Positive psychology is a growing area of study. It seeks to understand what gives people’s lives meaning and explores ways to boost wellbeing. Happiness is at the centre of this field of study.
There are numerous definitions of happiness. Author of The How of Happiness and Positive psychology researcher, Sonja Lyubomirsky, defines happiness as “the experience of joy, contentment, or positive well-being, combined with a sense that one’s life is good, meaningful, and worthwhile.”
So, in essence, happiness is associated with positive feelings and experiencing fulfilment in our lives. Which all sounds pretty simple and straight forward. But in a world full of uncertainty, deadlines, negative news, and busy schedules, this isn’t so easy to achieve.
A big question many of us likely ponder is what makes happy people happy?
In a 2017 study published in The Oxford Handbook of Positive Psychology, Lyubomirsky and her colleagues looked at how happy and unhappy people perceived their worlds and confirmed each group, do indeed, view their worlds differently.
They found that:
• Happy people tend to have a more positive outlook on life than unhappy people.
• Happy people are not as vulnerable to social comparison as unhappy people.
• Happy people tend to be satisfied choosing a good option when making decisions, while unhappy people seek to choose the best possible option and tend to experience more regret as a result.

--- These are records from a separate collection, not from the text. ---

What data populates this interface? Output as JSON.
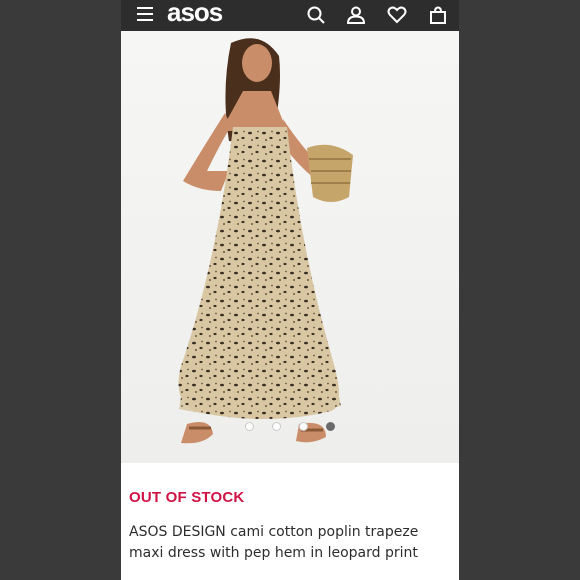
{
  "header": {
    "logo": "asos",
    "icons": [
      "menu-icon",
      "search-icon",
      "account-icon",
      "wishlist-icon",
      "bag-icon"
    ]
  },
  "carousel": {
    "count": 4,
    "active_index": 4
  },
  "product": {
    "status": "OUT OF STOCK",
    "name": "ASOS DESIGN cami cotton poplin trapeze maxi dress with pep hem in leopard print"
  },
  "colors": {
    "status": "#d01345",
    "header": "#2d2d2d"
  }
}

Which group do you fall into? You may sit very firmly in one group, or you may have a mix. Regardless of where you sit, the good news is you can apply these findings in your life to boost your wellbeing.